New York, NY - American Numismatic Society today unveiled the new interactive ANS archival search tool, ARCHER ( ARCHER (ARCHival Electronic Resource) provides access to the ANS’ unrivalled collection of unique archival material, through a series of simple search screens.

ARCHER is powered by EADitor, open source software developed by the ANS for creating, managing, and publishing collections of archival finding aids described in Encoded Archival Description (EAD) XML. Like the society’s Collection database, MANTIS, ARCHER's public interface includes faceted searching and mapping of the collection. The administrative interface takes advantage of XForms, next-generation web forms, which enables the Society’s archivist, David Hill, to create the finding aids with an intuitive user interface that requires no technical knowledge of XML, a major advancement over many institutions' current workflows.

“The Society’s archives contains a rich diversity of material”, notes Deputy Director Andrew Meadows. “On the one hand there are the Society’s own archival records, spanning more than 150 years of our activity since 1858. As such, the archive is one of the oldest held by any learned society in the country. But in addition to that, the ANS also holds a remarkable archive of international significance, consisting of the papers of famous scholars, collectors and dealers in the field of numismatics. Documents, letters, notebooks and photographs relating to many famous individuals from within the numismatic community and beyond are held at the ANS. ARCHER provides a remarkably straightforward tool both for their cataloging, and for their search by the general public.”

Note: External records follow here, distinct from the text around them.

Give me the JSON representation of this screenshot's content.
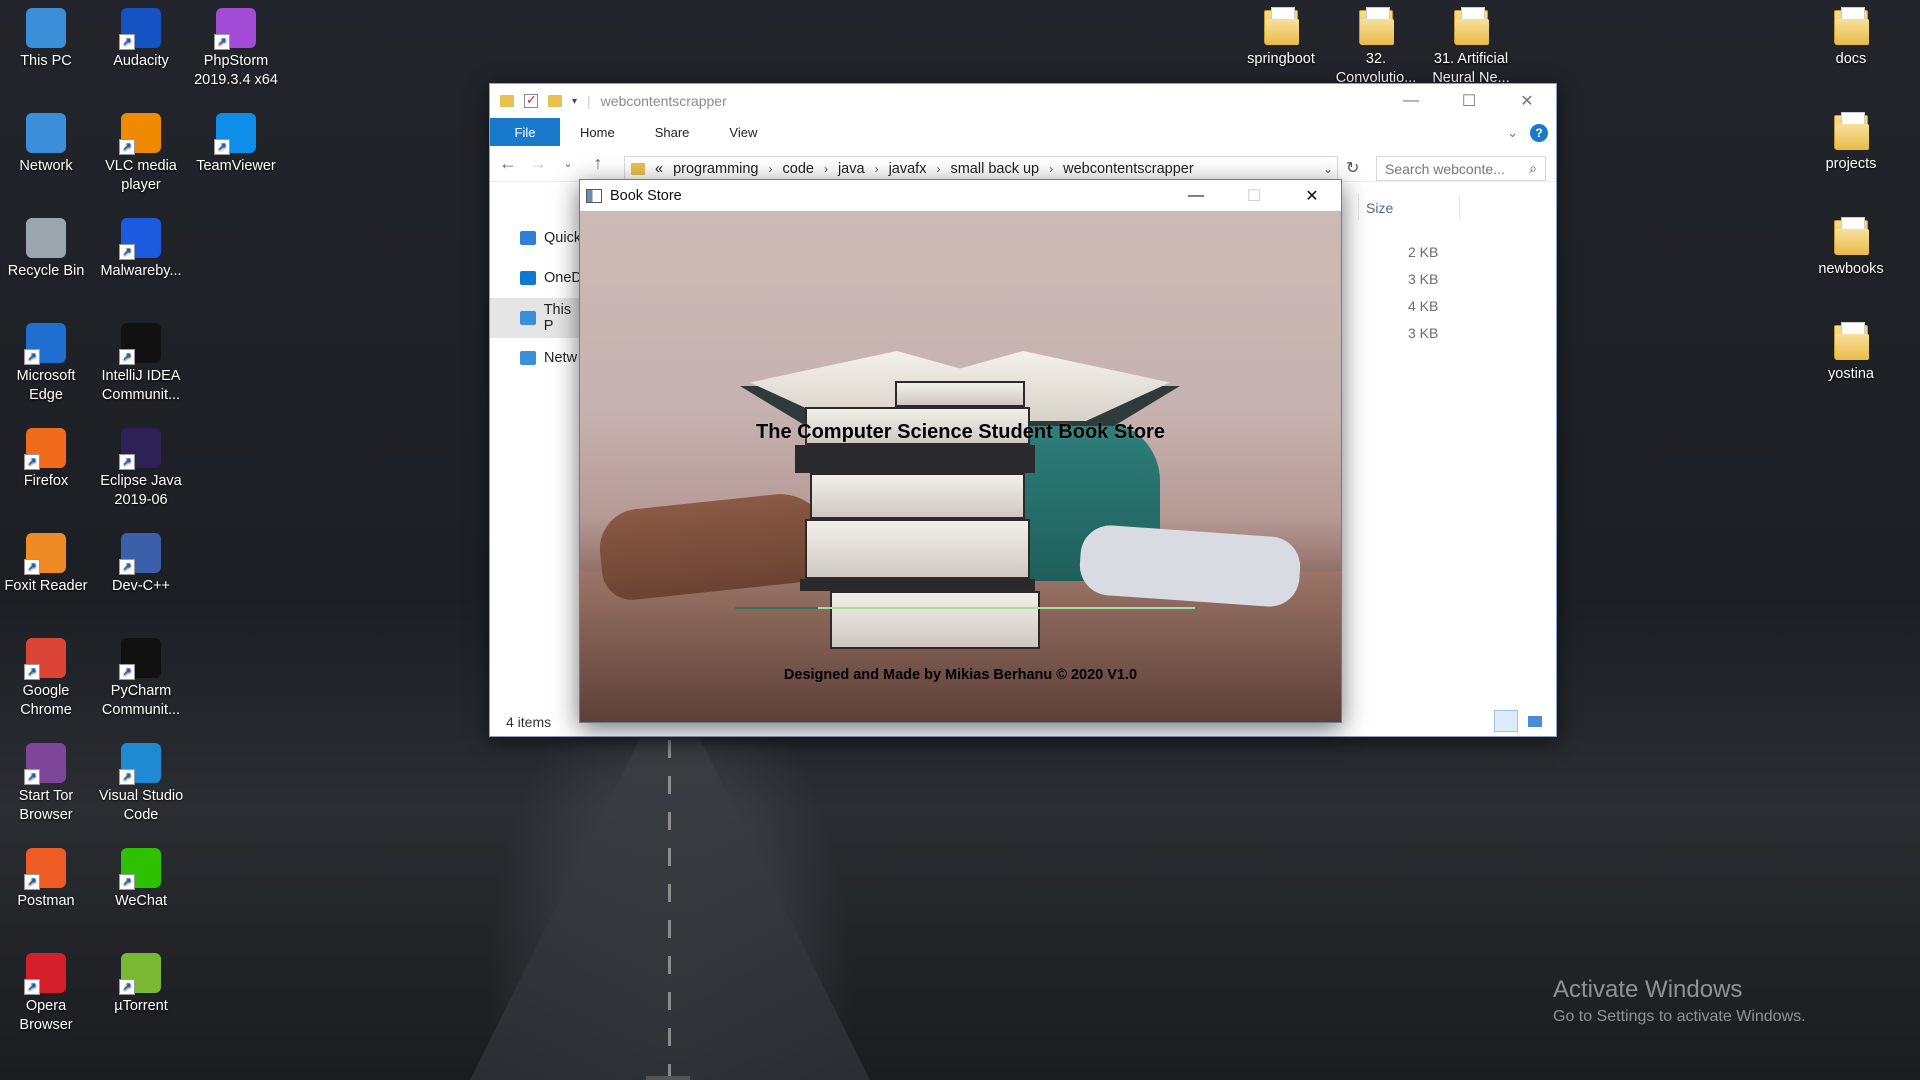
{
  "desktop": {
    "left_col1": [
      {
        "label": "This PC",
        "icon": "this-pc-icon",
        "color": "#3b8fd9"
      },
      {
        "label": "Network",
        "icon": "network-icon",
        "color": "#3b8fd9"
      },
      {
        "label": "Recycle Bin",
        "icon": "recycle-bin-icon",
        "color": "#9aa5ad"
      },
      {
        "label": "Microsoft Edge",
        "icon": "edge-icon",
        "color": "#1f6fd1"
      },
      {
        "label": "Firefox",
        "icon": "firefox-icon",
        "color": "#f06b1c"
      },
      {
        "label": "Foxit Reader",
        "icon": "foxit-reader-icon",
        "color": "#f08a24"
      },
      {
        "label": "Google Chrome",
        "icon": "chrome-icon",
        "color": "#db4437"
      },
      {
        "label": "Start Tor Browser",
        "icon": "tor-browser-icon",
        "color": "#7d4698"
      },
      {
        "label": "Postman",
        "icon": "postman-icon",
        "color": "#ef5b25"
      },
      {
        "label": "Opera Browser",
        "icon": "opera-icon",
        "color": "#d51f2b"
      }
    ],
    "left_col2": [
      {
        "label": "Audacity",
        "icon": "audacity-icon",
        "color": "#1553c4"
      },
      {
        "label": "VLC media player",
        "icon": "vlc-icon",
        "color": "#f08a00"
      },
      {
        "label": "Malwareby...",
        "icon": "malwarebytes-icon",
        "color": "#1c5ae0"
      },
      {
        "label": "IntelliJ IDEA Communit...",
        "icon": "intellij-icon",
        "color": "#111111"
      },
      {
        "label": "Eclipse Java 2019-06",
        "icon": "eclipse-icon",
        "color": "#2c2255"
      },
      {
        "label": "Dev-C++",
        "icon": "dev-cpp-icon",
        "color": "#3b5fa8"
      },
      {
        "label": "PyCharm Communit...",
        "icon": "pycharm-icon",
        "color": "#111111"
      },
      {
        "label": "Visual Studio Code",
        "icon": "vscode-icon",
        "color": "#1f8ad2"
      },
      {
        "label": "WeChat",
        "icon": "wechat-icon",
        "color": "#2dc100"
      },
      {
        "label": "µTorrent",
        "icon": "utorrent-icon",
        "color": "#78b833"
      }
    ],
    "left_col3": [
      {
        "label": "PhpStorm 2019.3.4 x64",
        "icon": "phpstorm-icon",
        "color": "#a24bd6"
      },
      {
        "label": "TeamViewer",
        "icon": "teamviewer-icon",
        "color": "#0e8ee9"
      }
    ],
    "top_folders": [
      {
        "label": "springboot",
        "icon": "folder-icon"
      },
      {
        "label": "32. Convolutio...",
        "icon": "folder-icon"
      },
      {
        "label": "31. Artificial Neural Ne...",
        "icon": "folder-icon"
      }
    ],
    "right_folders": [
      {
        "label": "docs",
        "icon": "folder-icon"
      },
      {
        "label": "projects",
        "icon": "folder-icon"
      },
      {
        "label": "newbooks",
        "icon": "folder-icon"
      },
      {
        "label": "yostina",
        "icon": "folder-icon"
      }
    ],
    "watermark": {
      "line1": "Activate Windows",
      "line2": "Go to Settings to activate Windows."
    }
  },
  "explorer": {
    "title": "webcontentscrapper",
    "ribbon_tabs": [
      "File",
      "Home",
      "Share",
      "View"
    ],
    "breadcrumb_lead": "«",
    "breadcrumb": [
      "programming",
      "code",
      "java",
      "javafx",
      "small back up",
      "webcontentscrapper"
    ],
    "search_placeholder": "Search webconte...",
    "sidebar": [
      {
        "label": "Quick",
        "icon": "star-icon",
        "color": "#2f7fd6"
      },
      {
        "label": "OneD",
        "icon": "onedrive-icon",
        "color": "#0f78d4"
      },
      {
        "label": "This P",
        "icon": "this-pc-icon",
        "color": "#3b8fd9"
      },
      {
        "label": "Netw",
        "icon": "network-icon",
        "color": "#3b8fd9"
      }
    ],
    "column_size": "Size",
    "sizes": [
      "2 KB",
      "3 KB",
      "4 KB",
      "3 KB"
    ],
    "status": "4 items"
  },
  "bookstore": {
    "title": "Book Store",
    "heading": "The Computer Science Student Book Store",
    "credit": "Designed and Made by Mikias Berhanu © 2020 V1.0",
    "progress": 0.18,
    "colors": {
      "progress_track": "#9fe39f",
      "progress_fill": "#2f7a55"
    }
  }
}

The search interface is built on similar technology to the Society’s MANTIS database. Simple faceted searching based on personal names, places, dates, genre and Library of Congress subject headings are all provided. ARCHER also provides a map interface, which will allow users to visualize the places on the globe with relevant ANS archival material.

ANS Archivist David Hill explains, “What really sets ARCHER apart from other archives management systems is that it combines a simple method for the creation of full EAD with a powerful, built-in publishing feature that produces remarkably sophisticated finding aids. The faceted search capabilities give us an enhanced level of control over our archival holdings, ensuring that ANS staff and researchers can always find relevant materials from across our various collections.”

The design of ARCHER is the work of ANS Web Developer Ethan Gruber, working in close collaboration with David Hill. The database supports a variety of export formats that will encourage exploration of the links between numismatics and other disciplines. As with MANTIS, underlying this work is a technical approach called ‘Linked Open Data’. For the future this will mean increased opportunities both for the ANS to integrate searches across the whole range of its collections, such as books, coins, archives, and also for the rest of the world wide web to discover and link to our material. As Meadows notes, “The new suite of ANS search tools, comprising DONUM (the library catalog), MANTIS and ARCHER, will bring numismatic material to whole new audiences. In this the ANS is leading the world.”

For more information, contact ANS Deputy Director Andrew Meadows (212) 571-4470 ext. 111, [log in to unmask].

The American Numismatic Society, organized in 1858 and incorporated in 1865 in New York State, operates as a research museum under Section 501(c)(3) of the Internal Revenue Code and is recognized as a publicly supported organization under section 170(b)(1)(A)(vi) as confirmed on November 1, 1970.

Other info:
The next EADitor general distribution beta will be released in the coming weeks.  It supports a wide variety of controlled vocabulary services (geonames, VIAF, LCSH), out-of-the-box mapping of collections, associating flickr images to collections, OAI-PMH provider web service, and the faceted search you see in Archer (not to mention editing EAD using web forms).

Google Code:

Documentation is the next major development priority.